It is “true”? That may depend on the viewer’s perspective because parts of the film are certain to be contested, but filmmakers worked closed with the political journalists who wrote the book and conducted additional interviews to try to achieve as much authenticity as possible.
Of course, the lines are blurred further also because so much actual interview footage and elements such as real political ads and Saturday Night Live spoofs are included and integrated into sequences with actors playing key roles. And, the actors do a tremendous job. Chris Matthews said repeatedly that he felt like he was watching Sarah Palin in the film, and I couldn’t agree more. Julianne Moore is terrific as are her co-stars including Woody Harrelson and Ed Harris.
Still, before actually watching, I was lukewarm about the prospect of sitting down and watching the movie. Haven’t we all seen that before? Especially those of us who are political junkies? Watching the film is another matter. I was riveted to the screen.

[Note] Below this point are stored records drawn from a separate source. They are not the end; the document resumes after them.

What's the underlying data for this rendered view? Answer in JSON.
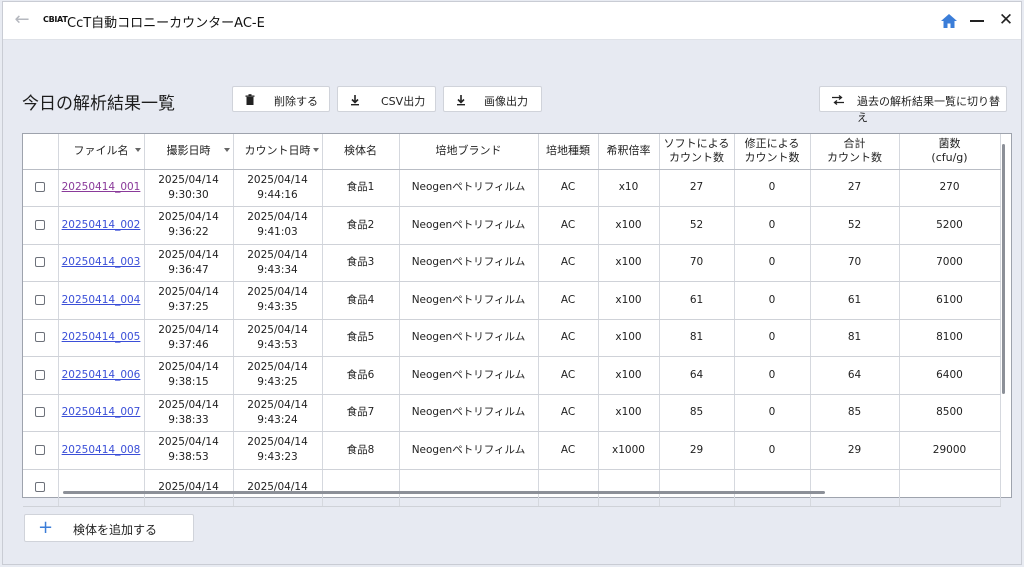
{
  "titlebar": {
    "logo": "CBIAT",
    "app_title": "CcT自動コロニーカウンターAC-E"
  },
  "page": {
    "title": "今日の解析結果一覧"
  },
  "toolbar": {
    "delete_label": "削除する",
    "csv_label": "CSV出力",
    "image_label": "画像出力",
    "switch_label": "過去の解析結果一覧に切り替え"
  },
  "table": {
    "headers": {
      "file": "ファイル名",
      "shot": "撮影日時",
      "count_date": "カウント日時",
      "sample": "検体名",
      "brand": "培地ブランド",
      "type": "培地種類",
      "dilution": "希釈倍率",
      "soft_1": "ソフトによる",
      "soft_2": "カウント数",
      "fix_1": "修正による",
      "fix_2": "カウント数",
      "total_1": "合計",
      "total_2": "カウント数",
      "cfu_1": "菌数",
      "cfu_2": "(cfu/g)"
    },
    "rows": [
      {
        "file": "20250414_001",
        "shot_d": "2025/04/14",
        "shot_t": "9:30:30",
        "cnt_d": "2025/04/14",
        "cnt_t": "9:44:16",
        "sample": "食品1",
        "brand": "Neogenペトリフィルム",
        "type": "AC",
        "dil": "x10",
        "soft": "27",
        "fix": "0",
        "total": "27",
        "cfu": "270"
      },
      {
        "file": "20250414_002",
        "shot_d": "2025/04/14",
        "shot_t": "9:36:22",
        "cnt_d": "2025/04/14",
        "cnt_t": "9:41:03",
        "sample": "食品2",
        "brand": "Neogenペトリフィルム",
        "type": "AC",
        "dil": "x100",
        "soft": "52",
        "fix": "0",
        "total": "52",
        "cfu": "5200"
      },
      {
        "file": "20250414_003",
        "shot_d": "2025/04/14",
        "shot_t": "9:36:47",
        "cnt_d": "2025/04/14",
        "cnt_t": "9:43:34",
        "sample": "食品3",
        "brand": "Neogenペトリフィルム",
        "type": "AC",
        "dil": "x100",
        "soft": "70",
        "fix": "0",
        "total": "70",
        "cfu": "7000"
      },
      {
        "file": "20250414_004",
        "shot_d": "2025/04/14",
        "shot_t": "9:37:25",
        "cnt_d": "2025/04/14",
        "cnt_t": "9:43:35",
        "sample": "食品4",
        "brand": "Neogenペトリフィルム",
        "type": "AC",
        "dil": "x100",
        "soft": "61",
        "fix": "0",
        "total": "61",
        "cfu": "6100"
      },
      {
        "file": "20250414_005",
        "shot_d": "2025/04/14",
        "shot_t": "9:37:46",
        "cnt_d": "2025/04/14",
        "cnt_t": "9:43:53",
        "sample": "食品5",
        "brand": "Neogenペトリフィルム",
        "type": "AC",
        "dil": "x100",
        "soft": "81",
        "fix": "0",
        "total": "81",
        "cfu": "8100"
      },
      {
        "file": "20250414_006",
        "shot_d": "2025/04/14",
        "shot_t": "9:38:15",
        "cnt_d": "2025/04/14",
        "cnt_t": "9:43:25",
        "sample": "食品6",
        "brand": "Neogenペトリフィルム",
        "type": "AC",
        "dil": "x100",
        "soft": "64",
        "fix": "0",
        "total": "64",
        "cfu": "6400"
      },
      {
        "file": "20250414_007",
        "shot_d": "2025/04/14",
        "shot_t": "9:38:33",
        "cnt_d": "2025/04/14",
        "cnt_t": "9:43:24",
        "sample": "食品7",
        "brand": "Neogenペトリフィルム",
        "type": "AC",
        "dil": "x100",
        "soft": "85",
        "fix": "0",
        "total": "85",
        "cfu": "8500"
      },
      {
        "file": "20250414_008",
        "shot_d": "2025/04/14",
        "shot_t": "9:38:53",
        "cnt_d": "2025/04/14",
        "cnt_t": "9:43:23",
        "sample": "食品8",
        "brand": "Neogenペトリフィルム",
        "type": "AC",
        "dil": "x1000",
        "soft": "29",
        "fix": "0",
        "total": "29",
        "cfu": "29000"
      },
      {
        "file": "",
        "shot_d": "2025/04/14",
        "shot_t": "",
        "cnt_d": "2025/04/14",
        "cnt_t": "",
        "sample": "",
        "brand": "",
        "type": "",
        "dil": "",
        "soft": "",
        "fix": "",
        "total": "",
        "cfu": ""
      }
    ]
  },
  "add": {
    "label": "検体を追加する"
  },
  "colors": {
    "accent": "#3b7dd8",
    "link": "#3b4fd8",
    "visited_link": "#8a3a9a"
  }
}
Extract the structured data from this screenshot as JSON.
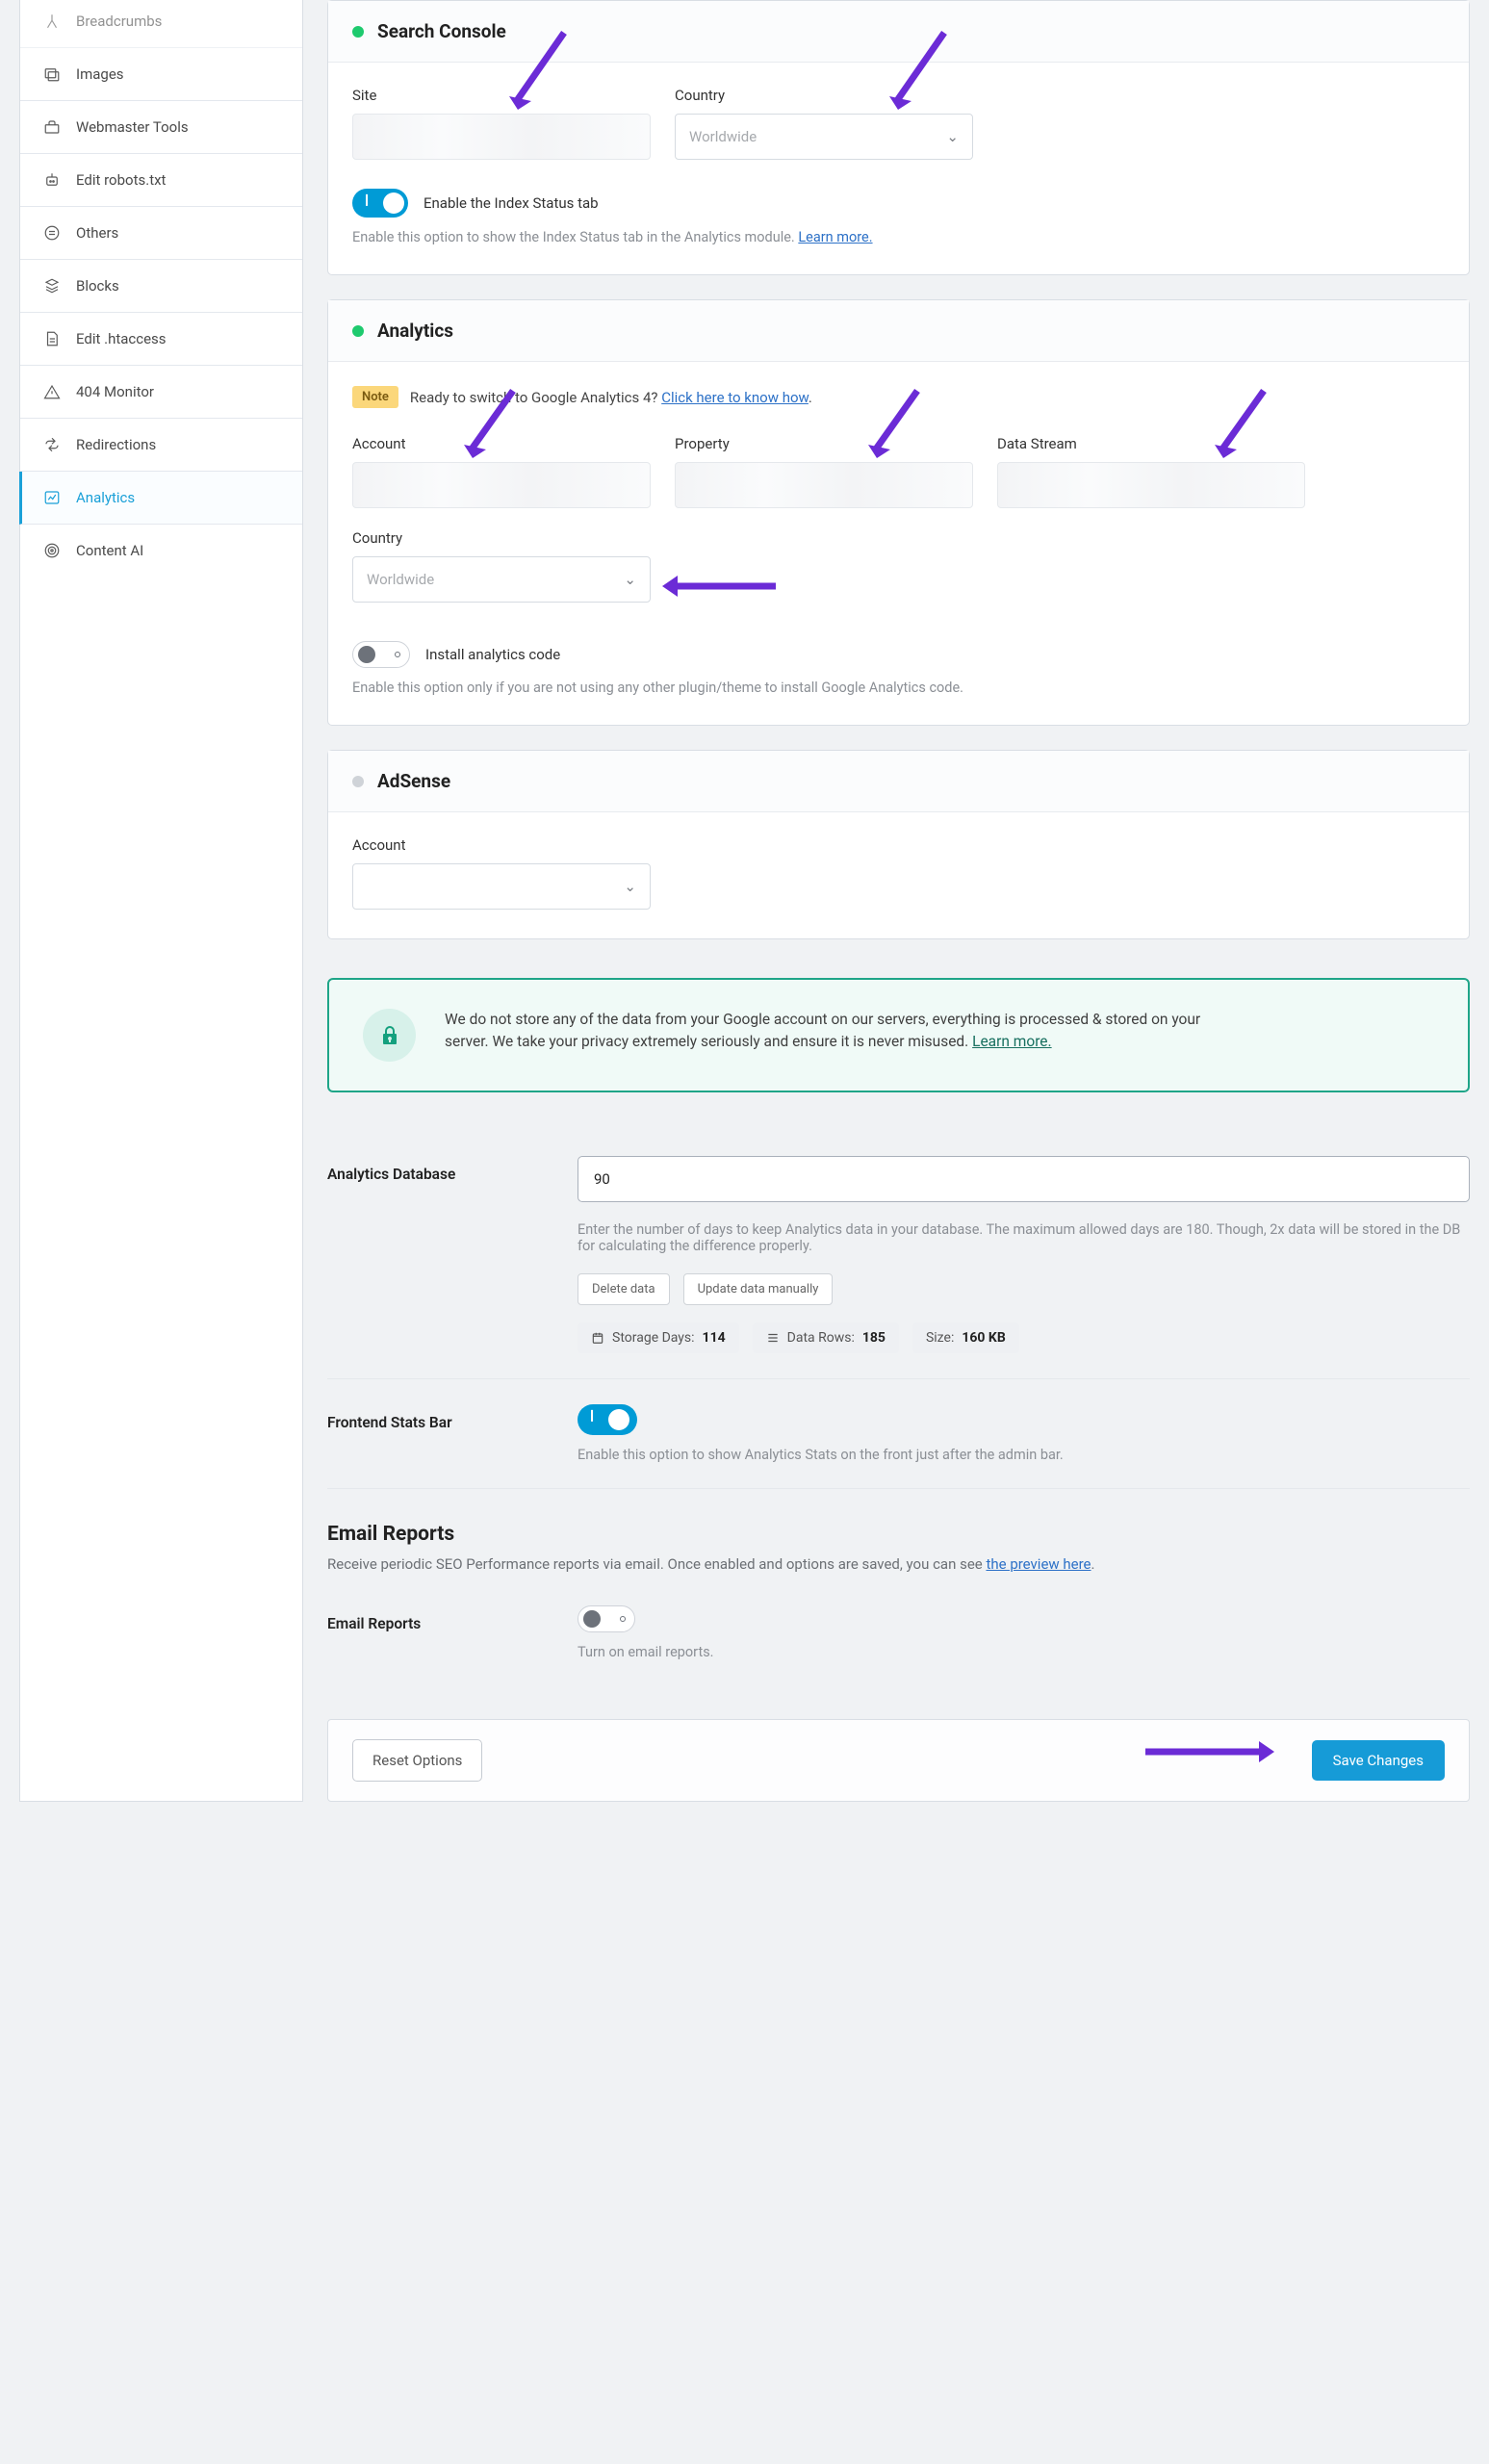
{
  "sidebar": {
    "items": [
      {
        "label": "Breadcrumbs",
        "icon": "breadcrumbs"
      },
      {
        "label": "Images",
        "icon": "images"
      },
      {
        "label": "Webmaster Tools",
        "icon": "toolbox"
      },
      {
        "label": "Edit robots.txt",
        "icon": "robot"
      },
      {
        "label": "Others",
        "icon": "list"
      },
      {
        "label": "Blocks",
        "icon": "blocks"
      },
      {
        "label": "Edit .htaccess",
        "icon": "file"
      },
      {
        "label": "404 Monitor",
        "icon": "warning"
      },
      {
        "label": "Redirections",
        "icon": "redirect"
      },
      {
        "label": "Analytics",
        "icon": "chart",
        "active": true
      },
      {
        "label": "Content AI",
        "icon": "target"
      }
    ]
  },
  "search_console": {
    "title": "Search Console",
    "site_label": "Site",
    "country_label": "Country",
    "country_value": "Worldwide",
    "toggle_label": "Enable the Index Status tab",
    "help": "Enable this option to show the Index Status tab in the Analytics module. ",
    "help_link": "Learn more."
  },
  "analytics": {
    "title": "Analytics",
    "note_badge": "Note",
    "note_text_a": "Ready to switch to Google Analytics 4? ",
    "note_link": "Click here to know how",
    "account_label": "Account",
    "property_label": "Property",
    "datastream_label": "Data Stream",
    "country_label": "Country",
    "country_value": "Worldwide",
    "install_toggle": "Install analytics code",
    "install_help": "Enable this option only if you are not using any other plugin/theme to install Google Analytics code."
  },
  "adsense": {
    "title": "AdSense",
    "account_label": "Account"
  },
  "privacy": {
    "text": "We do not store any of the data from your Google account on our servers, everything is processed & stored on your server. We take your privacy extremely seriously and ensure it is never misused. ",
    "link": "Learn more."
  },
  "db": {
    "label": "Analytics Database",
    "value": "90",
    "help": "Enter the number of days to keep Analytics data in your database. The maximum allowed days are 180. Though, 2x data will be stored in the DB for calculating the difference properly.",
    "delete_btn": "Delete data",
    "update_btn": "Update data manually",
    "storage_label": "Storage Days: ",
    "storage_value": "114",
    "rows_label": "Data Rows: ",
    "rows_value": "185",
    "size_label": "Size: ",
    "size_value": "160 KB"
  },
  "frontend": {
    "label": "Frontend Stats Bar",
    "help": "Enable this option to show Analytics Stats on the front just after the admin bar."
  },
  "email": {
    "section_title": "Email Reports",
    "intro_a": "Receive periodic SEO Performance reports via email. Once enabled and options are saved, you can see ",
    "intro_link": "the preview here",
    "label": "Email Reports",
    "help": "Turn on email reports."
  },
  "footer": {
    "reset": "Reset Options",
    "save": "Save Changes"
  }
}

If you don’t have HBO, find a friend who does and commandeer the small screen. Chris Matthews said he watched it twice in a row (I didn’t do that) and that he’s sure he’ll watch it at least 20 more times in his lifetime (I won’t do that), but I will watch it again with friends (like Denise Franklin) who are clamoring to see Game Change.